All states, regardless of political leadership, have been reducing the length of their unemployment payments for several years, belying Sperling’s insinuation (and the outright accusations of the president’s media allies) that this is a simple case of heartless Republicans victimizing the jobless.
Sperling also avoids mentioning the total economic stagnation that has characterized Obama’s presidency. Since Obama took office in 2009, unemployment has never gone below 7 percent; labor force participation rate has dropped by three percentage points to a level not seen since Jimmy Carter’s presidency; and income inequality — which the president frequently decries in long speeches — has increased faster than at any time in the modern era. (Related: Rich get richer, rest stagnate in economic ‘recovery’)
Job creation in Obama’s time has been extraordinarily weak. The post-recession “recovery” long ago set the record as the weakest jobs recovery of the postwar era, and it may in fact be the worst in the history of the United States. Following the two severe recessions that made up the Great Depression, unemployment reduction was far more rapid than it has been since 2009. While the economic history of the 19th century is largely ignored and fictionalized by modern macroeconomists, the recessions or “panics” of that era were typically sharp, deep, and followed by robust job growth.
By contrast, job creation since Obama took office has averaged 180,000 per month. At that rate, the economy will not return to the pre-recession jobs peak until 2020, three years after Obama leaves office. (Related: Obama admin: Economy ‘stronger’ with 180,000 jobs a month)
Sperling, is best known for warning Washington Post reporter Bob Woodward that he would “regret” reporting some accurate information about the president’s budget shenanigans, but he is also a past master at getting media dupes to use terms like “Armageddon” to describe what might happen if taxes and spending do not increase rapidly. Sperling’s Chicken Little style was on full display in his unemployment statement.

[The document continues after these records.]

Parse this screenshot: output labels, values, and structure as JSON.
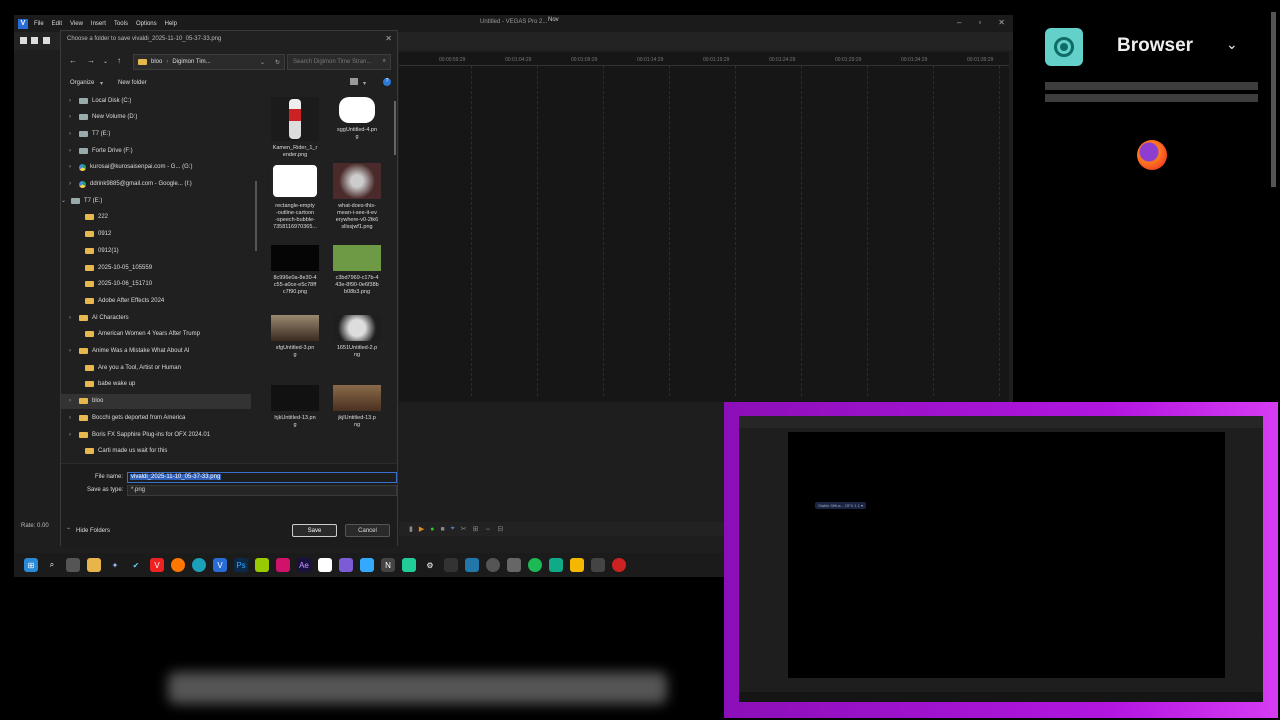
{
  "app": {
    "menu": [
      "File",
      "Edit",
      "View",
      "Insert",
      "Tools",
      "Options",
      "Help"
    ],
    "title": "Untitled - VEGAS Pro 2...",
    "clock": "Nov",
    "rate": "Rate: 0.00",
    "ruler_ticks": [
      "00:00:59:29",
      "00:01:04:29",
      "00:01:09:29",
      "00:01:14:29",
      "00:01:19:29",
      "00:01:24:29",
      "00:01:29:29",
      "00:01:34:29",
      "00:01:39:29",
      "00:01:44:29"
    ]
  },
  "dialog": {
    "title": "Choose a folder to save vivaldi_2025-11-10_05-37-33.png",
    "address": [
      "bloo",
      "Digimon Tim..."
    ],
    "search_placeholder": "Search Digimon Time Stran...",
    "organize": "Organize",
    "new_folder": "New folder",
    "tree": [
      {
        "label": "Local Disk (C:)",
        "icon": "drive",
        "expand": true,
        "indent": 0
      },
      {
        "label": "New Volume (D:)",
        "icon": "drive",
        "expand": true,
        "indent": 0
      },
      {
        "label": "T7 (E:)",
        "icon": "drive",
        "expand": true,
        "indent": 0
      },
      {
        "label": "Forte Drive (F:)",
        "icon": "drive",
        "expand": true,
        "indent": 0
      },
      {
        "label": "kurosai@kurosaisenpai.com - G... (G:)",
        "icon": "gdrive",
        "expand": true,
        "indent": 0
      },
      {
        "label": "ddrink9885@gmail.com - Google... (I:)",
        "icon": "gdrive",
        "expand": true,
        "indent": 0
      },
      {
        "label": "T7 (E:)",
        "icon": "drive",
        "expand": "open",
        "indent": -1
      },
      {
        "label": "222",
        "icon": "folder",
        "expand": false,
        "indent": 1
      },
      {
        "label": "0912",
        "icon": "folder",
        "expand": false,
        "indent": 1
      },
      {
        "label": "0912(1)",
        "icon": "folder",
        "expand": false,
        "indent": 1
      },
      {
        "label": "2025-10-05_105559",
        "icon": "folder",
        "expand": false,
        "indent": 1
      },
      {
        "label": "2025-10-06_151710",
        "icon": "folder",
        "expand": false,
        "indent": 1
      },
      {
        "label": "Adobe After Effects 2024",
        "icon": "folder",
        "expand": false,
        "indent": 1
      },
      {
        "label": "AI Characters",
        "icon": "folder",
        "expand": true,
        "indent": 0
      },
      {
        "label": "American Women 4 Years After Trump",
        "icon": "folder",
        "expand": false,
        "indent": 1
      },
      {
        "label": "Anime Was a Mistake What About AI",
        "icon": "folder",
        "expand": true,
        "indent": 0
      },
      {
        "label": "Are you a Tool, Artist or Human",
        "icon": "folder",
        "expand": false,
        "indent": 1
      },
      {
        "label": "babe wake up",
        "icon": "folder",
        "expand": false,
        "indent": 1
      },
      {
        "label": "bloo",
        "icon": "folder",
        "expand": true,
        "indent": 0,
        "selected": true
      },
      {
        "label": "Bocchi gets deported from America",
        "icon": "folder",
        "expand": true,
        "indent": 0
      },
      {
        "label": "Boris FX Sapphire Plug-ins for OFX 2024.01",
        "icon": "folder",
        "expand": true,
        "indent": 0
      },
      {
        "label": "Carti made us wait for this",
        "icon": "folder",
        "expand": false,
        "indent": 1
      }
    ],
    "files": [
      {
        "name": "Kamen_Rider_1_render.png",
        "lines": [
          "Kamen_Rider_1_r",
          "ender.png"
        ],
        "thumb": "figure"
      },
      {
        "name": "sggUntitled-4.png",
        "lines": [
          "sggUntitled-4.pn",
          "g"
        ],
        "thumb": "bubble-white"
      },
      {
        "name": "rectangle-empty-outline-cartoon-speech-bubble",
        "lines": [
          "rectangle-empty",
          "-outline-cartoon",
          "-speech-bubble-",
          "7358116970365..."
        ],
        "thumb": "bubble-outline"
      },
      {
        "name": "what-does-this-mean",
        "lines": [
          "what-does-this-",
          "mean-i-see-it-ev",
          "erywhere-v0-2tk6",
          "sllssjwf1.png"
        ],
        "thumb": "rabbit"
      },
      {
        "name": "8c996e0a",
        "lines": [
          "8c996e0a-8e30-4",
          "c55-a0ce-e5c78ff",
          "c7f90.png"
        ],
        "thumb": "black"
      },
      {
        "name": "c3bd7969",
        "lines": [
          "c3bd7969-c17b-4",
          "43e-8f90-0e6f38b",
          "b08b3.png"
        ],
        "thumb": "green"
      },
      {
        "name": "sfgUntitled-3.png",
        "lines": [
          "sfgUntitled-3.pn",
          "g"
        ],
        "thumb": "ring"
      },
      {
        "name": "1651Untitled-2.png",
        "lines": [
          "1651Untitled-2.p",
          "ng"
        ],
        "thumb": "robot"
      },
      {
        "name": "hjkUntitled-13.png",
        "lines": [
          "hjkUntitled-13.pn",
          "g"
        ],
        "thumb": "dark"
      },
      {
        "name": "jkjlUntitled-13.png",
        "lines": [
          "jkjlUntitled-13.p",
          "ng"
        ],
        "thumb": "brown"
      }
    ],
    "file_name_label": "File name:",
    "file_name_value": "vivaldi_2025-11-10_05-37-33.png",
    "save_type_label": "Save as type:",
    "save_type_value": "*.png",
    "hide_folders": "Hide Folders",
    "save": "Save",
    "cancel": "Cancel"
  },
  "overlay": {
    "browser_label": "Browser"
  },
  "pip": {
    "tag": "Stable Diffus... OFX 1.1 ▾"
  },
  "colors": {
    "accent": "#2f5fb8",
    "pip_border": "#b216e0",
    "browser_icon": "#63d1c9"
  }
}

“At a time when we as a nation should be moving forward in our efforts to help those who are long-term unemployed find new jobs, we should not take a harsh step backwards by abruptly cutting off their unemployment insurance,” Sperling wrote.
The Senate is expected to vote next week on a bill to restore unemployment benefits sponsored by Democratic Sen. Jack Reed of Rhode Island and Republican Sen. Dean Heller of Nevada. Sperling has been leading the administration’s public campaign in favor of that bill, with a series of press conferences and long statements.